• _The data_:
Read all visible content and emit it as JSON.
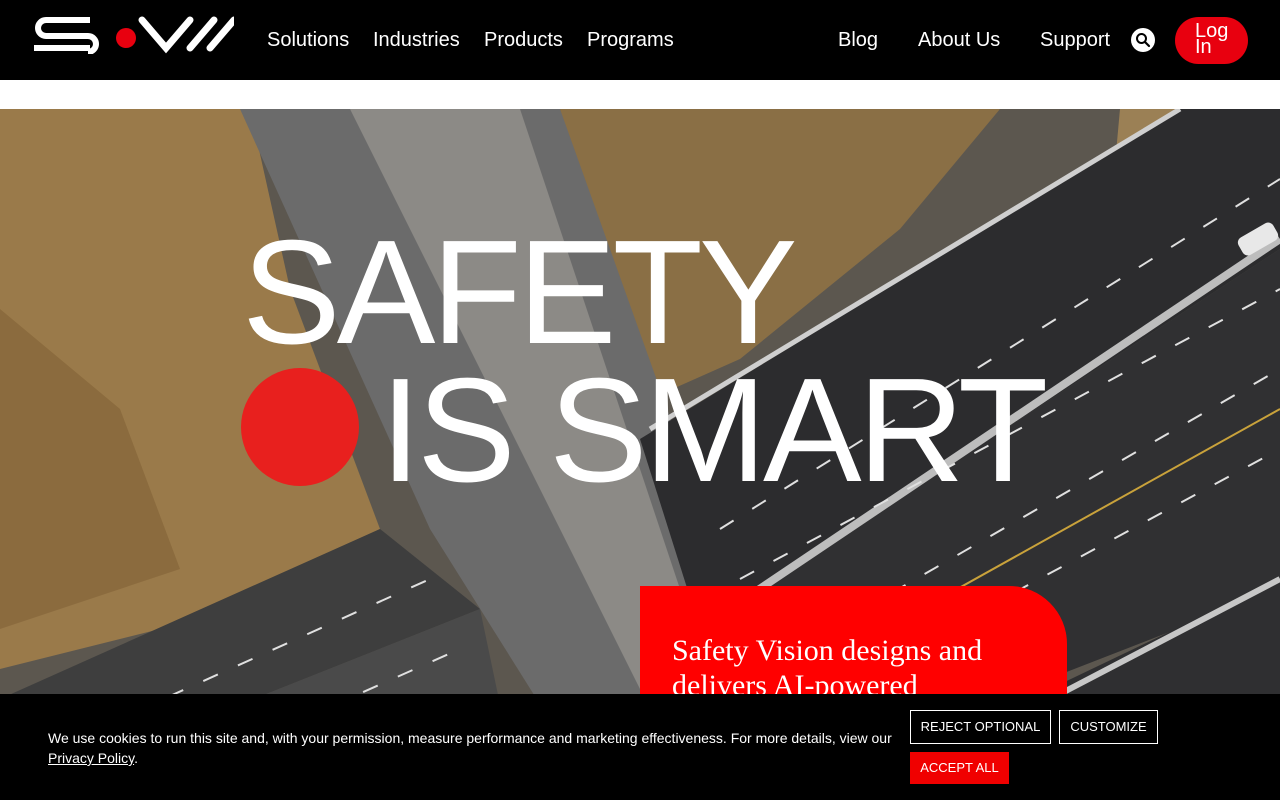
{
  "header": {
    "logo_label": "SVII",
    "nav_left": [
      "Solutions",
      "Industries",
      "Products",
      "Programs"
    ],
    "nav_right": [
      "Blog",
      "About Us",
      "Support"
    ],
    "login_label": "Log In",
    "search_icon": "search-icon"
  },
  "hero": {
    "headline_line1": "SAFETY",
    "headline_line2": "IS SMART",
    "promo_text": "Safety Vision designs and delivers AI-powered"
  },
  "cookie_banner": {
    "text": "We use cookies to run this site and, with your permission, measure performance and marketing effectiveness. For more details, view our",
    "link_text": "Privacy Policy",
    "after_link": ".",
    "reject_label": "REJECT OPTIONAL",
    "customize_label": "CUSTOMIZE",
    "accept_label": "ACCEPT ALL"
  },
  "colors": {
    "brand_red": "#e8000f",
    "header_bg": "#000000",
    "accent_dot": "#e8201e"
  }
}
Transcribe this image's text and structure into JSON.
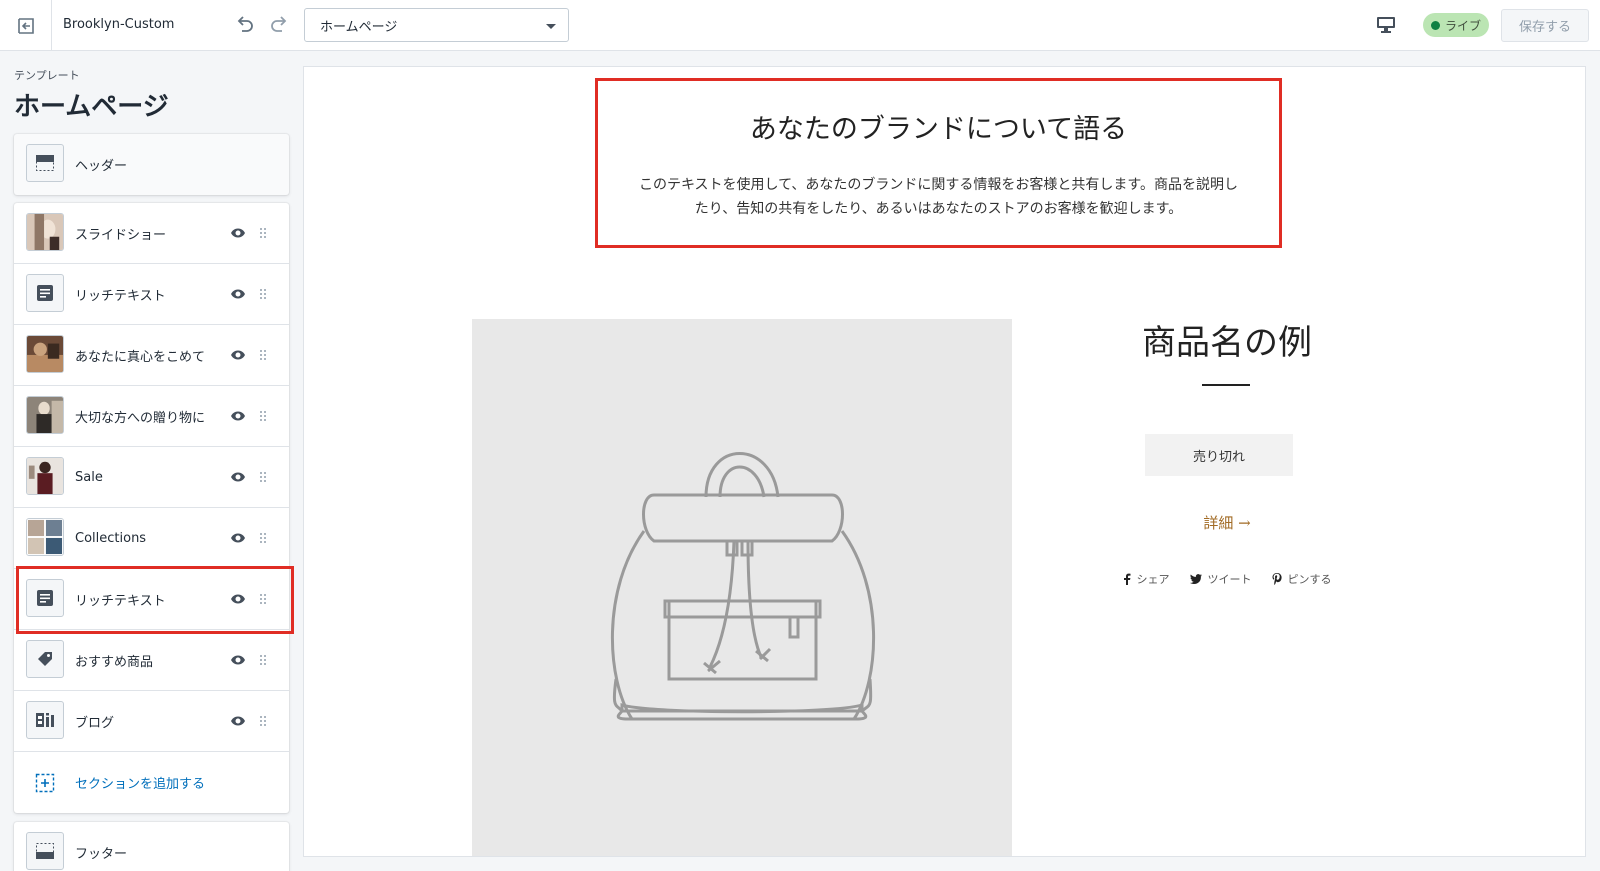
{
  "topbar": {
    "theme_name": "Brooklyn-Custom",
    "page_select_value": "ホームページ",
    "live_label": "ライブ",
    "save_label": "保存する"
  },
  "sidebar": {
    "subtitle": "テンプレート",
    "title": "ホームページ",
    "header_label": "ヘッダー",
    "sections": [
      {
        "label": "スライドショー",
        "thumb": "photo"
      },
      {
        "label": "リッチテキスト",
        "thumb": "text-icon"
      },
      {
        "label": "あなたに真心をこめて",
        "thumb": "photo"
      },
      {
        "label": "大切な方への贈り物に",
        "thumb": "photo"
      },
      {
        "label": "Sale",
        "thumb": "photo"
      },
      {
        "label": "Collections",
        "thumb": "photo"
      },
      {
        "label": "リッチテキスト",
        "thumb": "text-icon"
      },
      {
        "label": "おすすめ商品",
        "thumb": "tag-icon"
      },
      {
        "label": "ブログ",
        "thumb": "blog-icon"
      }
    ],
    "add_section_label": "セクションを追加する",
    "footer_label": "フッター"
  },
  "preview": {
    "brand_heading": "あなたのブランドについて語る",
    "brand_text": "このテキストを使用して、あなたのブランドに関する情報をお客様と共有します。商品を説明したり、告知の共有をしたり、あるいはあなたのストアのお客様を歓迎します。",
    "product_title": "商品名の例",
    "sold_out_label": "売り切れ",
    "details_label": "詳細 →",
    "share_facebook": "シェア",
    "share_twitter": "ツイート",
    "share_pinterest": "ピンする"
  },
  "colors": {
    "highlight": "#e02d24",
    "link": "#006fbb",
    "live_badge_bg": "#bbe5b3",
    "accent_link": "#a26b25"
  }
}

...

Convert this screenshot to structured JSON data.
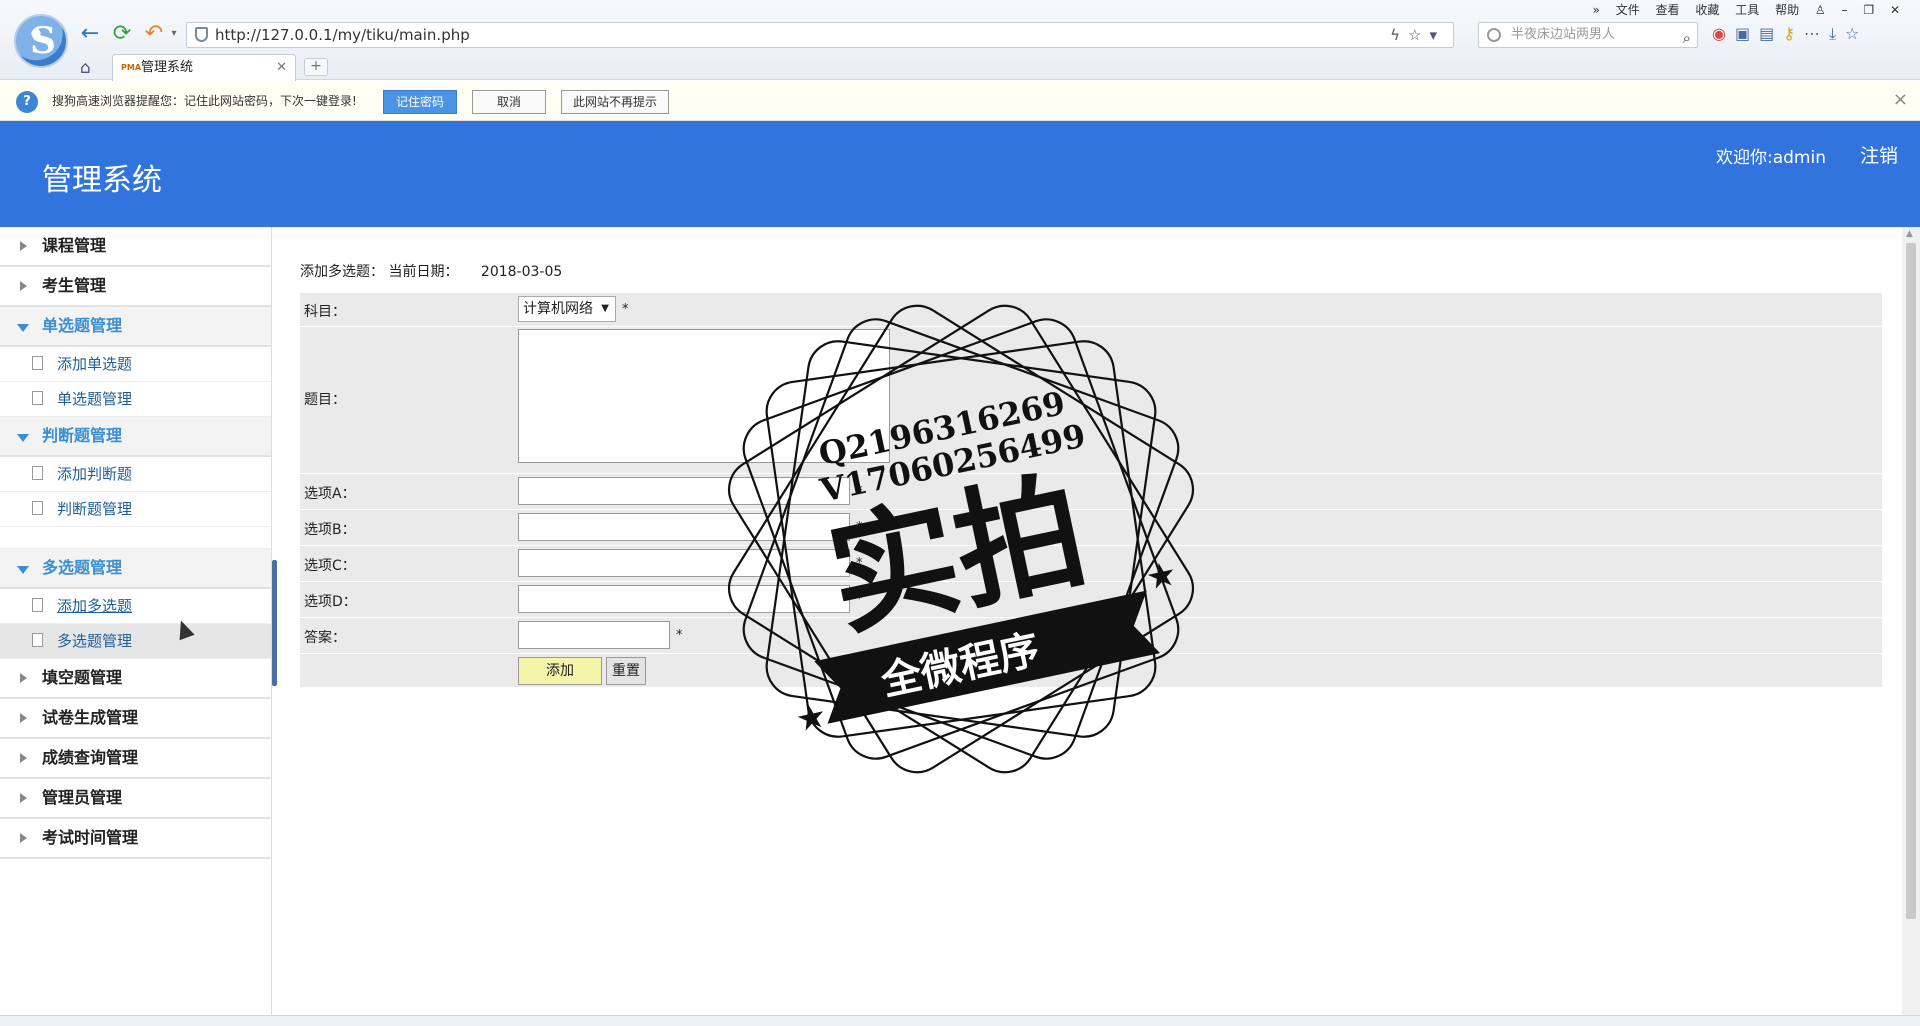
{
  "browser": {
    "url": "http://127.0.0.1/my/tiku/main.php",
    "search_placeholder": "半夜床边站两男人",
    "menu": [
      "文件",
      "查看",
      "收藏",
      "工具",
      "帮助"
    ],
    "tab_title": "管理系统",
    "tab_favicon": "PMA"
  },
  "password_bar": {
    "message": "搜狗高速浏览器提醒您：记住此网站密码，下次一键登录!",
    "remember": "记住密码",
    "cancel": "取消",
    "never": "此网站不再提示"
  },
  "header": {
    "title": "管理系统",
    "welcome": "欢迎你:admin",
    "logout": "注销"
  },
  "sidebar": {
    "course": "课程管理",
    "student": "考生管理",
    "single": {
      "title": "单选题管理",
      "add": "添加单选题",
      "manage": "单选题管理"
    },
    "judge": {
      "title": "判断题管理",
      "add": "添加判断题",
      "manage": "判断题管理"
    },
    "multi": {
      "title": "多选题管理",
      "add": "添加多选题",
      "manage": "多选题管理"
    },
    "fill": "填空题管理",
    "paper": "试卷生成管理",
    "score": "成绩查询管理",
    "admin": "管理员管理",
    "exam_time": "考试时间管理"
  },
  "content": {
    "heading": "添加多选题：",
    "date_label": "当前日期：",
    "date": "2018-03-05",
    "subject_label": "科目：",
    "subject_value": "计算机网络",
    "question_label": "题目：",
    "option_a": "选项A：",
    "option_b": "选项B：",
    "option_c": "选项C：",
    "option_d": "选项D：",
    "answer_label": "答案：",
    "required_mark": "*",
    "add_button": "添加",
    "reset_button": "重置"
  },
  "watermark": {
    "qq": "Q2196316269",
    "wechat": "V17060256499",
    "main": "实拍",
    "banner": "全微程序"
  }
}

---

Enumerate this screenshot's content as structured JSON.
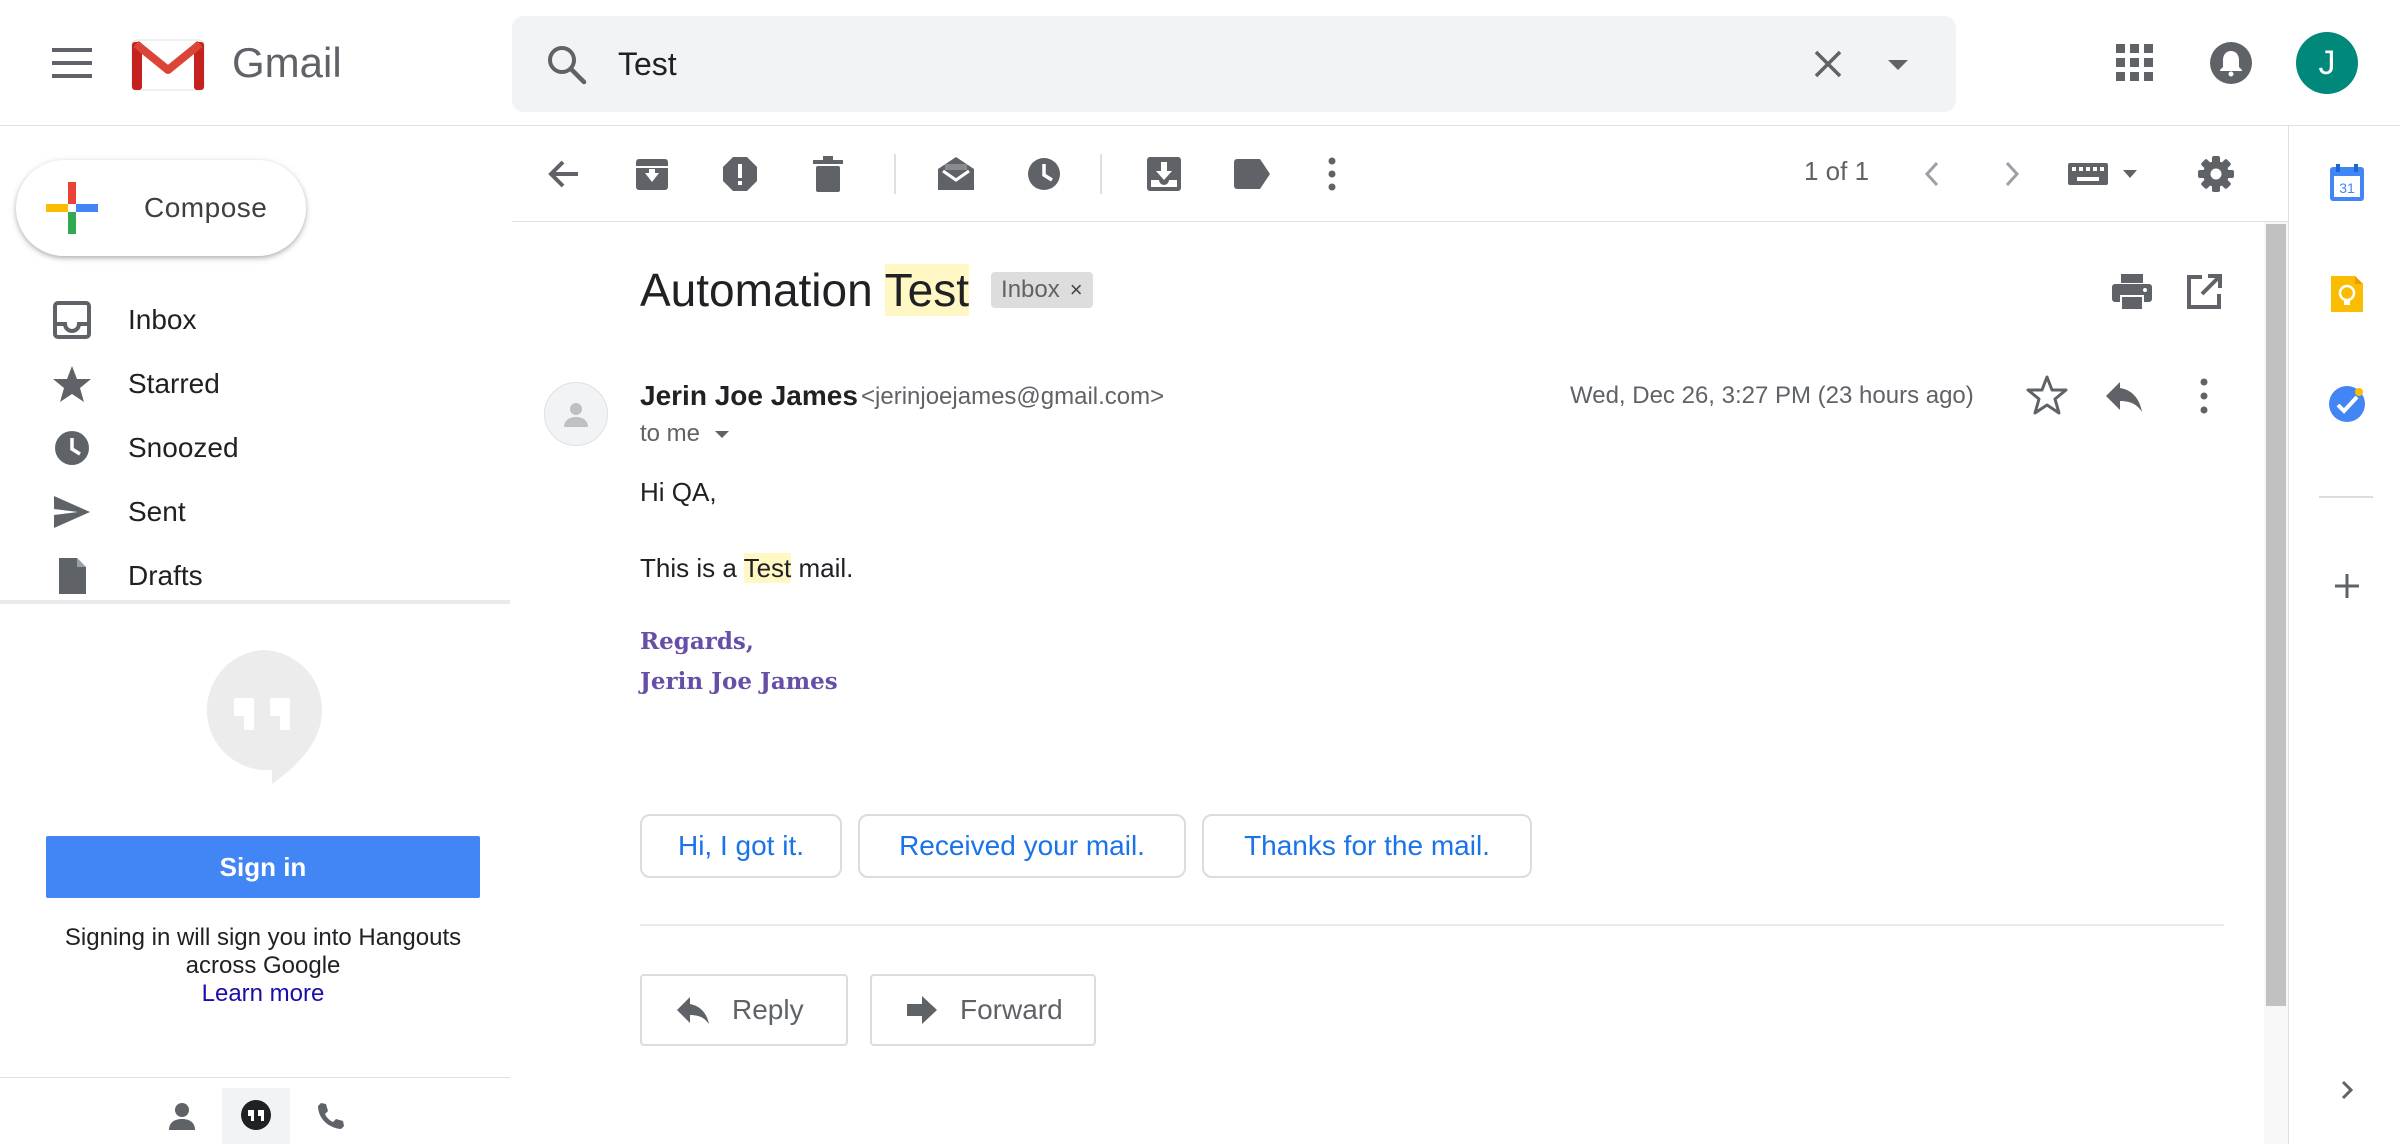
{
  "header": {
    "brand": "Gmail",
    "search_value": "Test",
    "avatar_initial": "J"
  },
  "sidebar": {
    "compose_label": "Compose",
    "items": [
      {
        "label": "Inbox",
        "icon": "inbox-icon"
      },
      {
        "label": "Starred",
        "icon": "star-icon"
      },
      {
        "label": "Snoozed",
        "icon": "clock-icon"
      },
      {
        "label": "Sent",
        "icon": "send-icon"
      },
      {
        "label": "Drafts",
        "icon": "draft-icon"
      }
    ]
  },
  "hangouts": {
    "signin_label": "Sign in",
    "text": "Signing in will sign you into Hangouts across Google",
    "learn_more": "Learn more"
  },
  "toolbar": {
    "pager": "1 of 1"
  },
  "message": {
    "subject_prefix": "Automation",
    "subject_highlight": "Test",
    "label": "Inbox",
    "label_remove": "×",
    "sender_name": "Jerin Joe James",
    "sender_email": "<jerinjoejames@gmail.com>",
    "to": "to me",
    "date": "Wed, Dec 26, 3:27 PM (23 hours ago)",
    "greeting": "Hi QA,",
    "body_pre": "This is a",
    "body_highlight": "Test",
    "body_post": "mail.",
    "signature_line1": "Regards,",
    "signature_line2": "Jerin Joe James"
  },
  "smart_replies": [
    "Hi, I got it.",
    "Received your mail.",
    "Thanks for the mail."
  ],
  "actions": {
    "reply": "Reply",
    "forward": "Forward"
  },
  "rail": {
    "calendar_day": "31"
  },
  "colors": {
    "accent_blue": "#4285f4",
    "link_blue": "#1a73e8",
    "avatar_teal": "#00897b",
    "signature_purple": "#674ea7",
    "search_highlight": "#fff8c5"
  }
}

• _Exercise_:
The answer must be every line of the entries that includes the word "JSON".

• _Answer to this problem_:
Read all visible content and emit it as JSON.
Transcribe this image's text and structure into JSON.
Convert this screenshot to structured JSON data.
Enumerate this screenshot's content as structured JSON.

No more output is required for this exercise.